- Blog: A website with no blog is like a pub with no beer. It’s a valuable tool to pull in the punters so don’t squander it by not using it as a lead magnet. Remember what I said about adding regular, good content? You need to check out my previous post on Why The Bloody Hell Aren‘t You Blogging? to see why you should be.
It’s nice to be a bit different from your competitors, yeah, so I have a few ideas that I’ve picked up along the way to help:
HTTP error 404 not found page
You know that annoying moment when there’s a broken link and you’re sent to the “Page Not Found” page? Now, I don’t want you to have any broken links but shit happens, and often when a visitor gets redirected there, they leave. They lose a little trust and interest on the way and sod off.
So why not use that error page to your advantage:
You could pop a funny little message and get them back to your content.
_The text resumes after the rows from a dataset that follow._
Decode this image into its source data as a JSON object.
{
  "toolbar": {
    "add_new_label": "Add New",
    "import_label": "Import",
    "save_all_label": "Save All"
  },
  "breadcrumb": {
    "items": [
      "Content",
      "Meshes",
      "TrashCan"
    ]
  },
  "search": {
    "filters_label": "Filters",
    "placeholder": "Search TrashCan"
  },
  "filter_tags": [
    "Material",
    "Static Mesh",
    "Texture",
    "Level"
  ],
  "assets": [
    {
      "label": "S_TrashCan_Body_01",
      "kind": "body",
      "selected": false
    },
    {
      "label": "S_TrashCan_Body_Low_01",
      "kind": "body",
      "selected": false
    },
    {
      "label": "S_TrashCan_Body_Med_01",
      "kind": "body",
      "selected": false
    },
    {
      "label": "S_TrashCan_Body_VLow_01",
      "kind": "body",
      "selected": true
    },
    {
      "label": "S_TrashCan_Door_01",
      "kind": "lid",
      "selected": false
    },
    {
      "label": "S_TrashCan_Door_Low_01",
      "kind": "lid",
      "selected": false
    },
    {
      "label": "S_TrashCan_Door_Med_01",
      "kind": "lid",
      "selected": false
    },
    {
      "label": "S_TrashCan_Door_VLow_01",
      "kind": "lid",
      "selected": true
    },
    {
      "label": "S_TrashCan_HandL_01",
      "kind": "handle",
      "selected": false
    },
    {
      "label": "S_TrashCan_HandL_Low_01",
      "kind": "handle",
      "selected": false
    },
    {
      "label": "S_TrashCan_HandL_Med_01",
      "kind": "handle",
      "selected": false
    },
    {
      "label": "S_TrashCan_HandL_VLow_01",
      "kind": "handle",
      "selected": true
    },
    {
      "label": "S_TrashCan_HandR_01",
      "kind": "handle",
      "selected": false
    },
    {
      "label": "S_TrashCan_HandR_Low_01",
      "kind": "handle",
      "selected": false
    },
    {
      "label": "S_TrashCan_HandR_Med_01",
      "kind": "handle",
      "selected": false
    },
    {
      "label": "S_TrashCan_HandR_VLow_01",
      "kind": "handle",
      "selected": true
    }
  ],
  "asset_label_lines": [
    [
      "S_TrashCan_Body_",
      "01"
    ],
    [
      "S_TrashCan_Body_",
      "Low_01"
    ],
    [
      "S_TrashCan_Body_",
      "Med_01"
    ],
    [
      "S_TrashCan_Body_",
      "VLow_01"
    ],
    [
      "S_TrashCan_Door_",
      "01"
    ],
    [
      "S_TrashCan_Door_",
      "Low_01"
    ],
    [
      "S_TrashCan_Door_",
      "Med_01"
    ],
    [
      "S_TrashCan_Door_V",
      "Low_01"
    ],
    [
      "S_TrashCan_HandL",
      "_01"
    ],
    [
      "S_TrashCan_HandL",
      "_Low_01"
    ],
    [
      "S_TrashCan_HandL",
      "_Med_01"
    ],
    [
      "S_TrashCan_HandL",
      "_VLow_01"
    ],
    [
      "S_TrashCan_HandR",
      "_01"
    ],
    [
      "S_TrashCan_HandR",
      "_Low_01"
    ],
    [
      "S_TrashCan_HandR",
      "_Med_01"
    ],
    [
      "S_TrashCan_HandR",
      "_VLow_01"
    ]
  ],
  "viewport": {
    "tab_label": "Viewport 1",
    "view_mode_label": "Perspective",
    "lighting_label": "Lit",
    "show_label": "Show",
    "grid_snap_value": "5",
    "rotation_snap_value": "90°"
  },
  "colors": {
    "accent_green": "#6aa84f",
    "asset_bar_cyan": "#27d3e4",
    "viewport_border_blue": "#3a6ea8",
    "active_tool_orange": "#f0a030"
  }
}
It will impress them, make them laugh and might actually make them get in touch.
You’ve probably filled out a contact form on a webpage. Do you remember what happened when your message was sent? Probably not, might just have had some bollocks saying your message was submitted.
When they send you a message redirect them to some more free, cool helpful stuff, again inject a little personality using a funny GIF to tell them their message has gone.
And what about videos?
Try to mix up your content to make it more interesting. Why not pop an intro video on your home page, or where your bio is so people get to meet you and see what you’re all about.
Too many pop-ups can be annoying, however, a “Sign Up To The Blog” pop-up is a little nudge for your audience to take action. Maybe invite them to an instant chat, if they need help or can’t find something.
General Data Protection Regulation
This is so boring BUT every business and every website needs to comply with GDPR. You’ve seen those cookie pop-ups, you’ll be able to access your sites generic one and enable it.
How secure are you?
When you don’t feel secure you feel rubbish well imagine how your clients will feel when they don’t see that lovely little padlock in the top left-hand corner, especially if people can buy your services online. Who will want to enter their Visa details into that? No one, that’s who!
Make your site personal and approachable, a place where people want to go and hang out for a bit. I really hope you found this useful.
If you want know more about how I can help, hit the button below: